**INSTRUCTIONS FOR THE TASK**
It would help if you retyped the data exactly, leaving out the pictures.

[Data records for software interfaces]
=======

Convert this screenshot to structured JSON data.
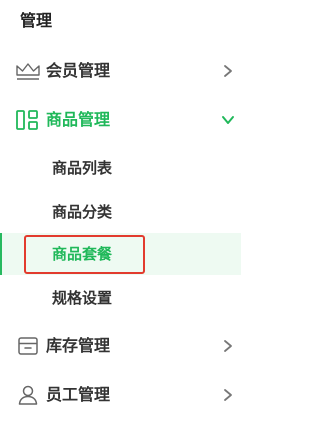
{
  "section": {
    "title": "管理"
  },
  "groups": [
    {
      "label": "会员管理",
      "icon": "crown-icon",
      "expanded": false
    },
    {
      "label": "商品管理",
      "icon": "layout-grid-icon",
      "expanded": true,
      "children": [
        "商品列表",
        "商品分类",
        "商品套餐",
        "规格设置"
      ],
      "selected_child": "商品套餐"
    },
    {
      "label": "库存管理",
      "icon": "box-icon",
      "expanded": false
    },
    {
      "label": "员工管理",
      "icon": "user-icon",
      "expanded": false
    }
  ],
  "colors": {
    "accent": "#20b85a",
    "selected_bg": "#eefaf2",
    "highlight_outline": "#e23b2e",
    "text": "#333333",
    "icon_gray": "#666666"
  }
}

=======

**FINISHED EXERCISE**
Convert this screenshot to structured JSON data.
{
  "section": {
    "title": "管理"
  },
  "groups": [
    {
      "label": "会员管理",
      "icon": "crown-icon",
      "expanded": false
    },
    {
      "label": "商品管理",
      "icon": "layout-grid-icon",
      "expanded": true,
      "children": [
        "商品列表",
        "商品分类",
        "商品套餐",
        "规格设置"
      ],
      "selected_child": "商品套餐"
    },
    {
      "label": "库存管理",
      "icon": "box-icon",
      "expanded": false
    },
    {
      "label": "员工管理",
      "icon": "user-icon",
      "expanded": false
    }
  ],
  "colors": {
    "accent": "#20b85a",
    "selected_bg": "#eefaf2",
    "highlight_outline": "#e23b2e",
    "text": "#333333",
    "icon_gray": "#666666"
  }
}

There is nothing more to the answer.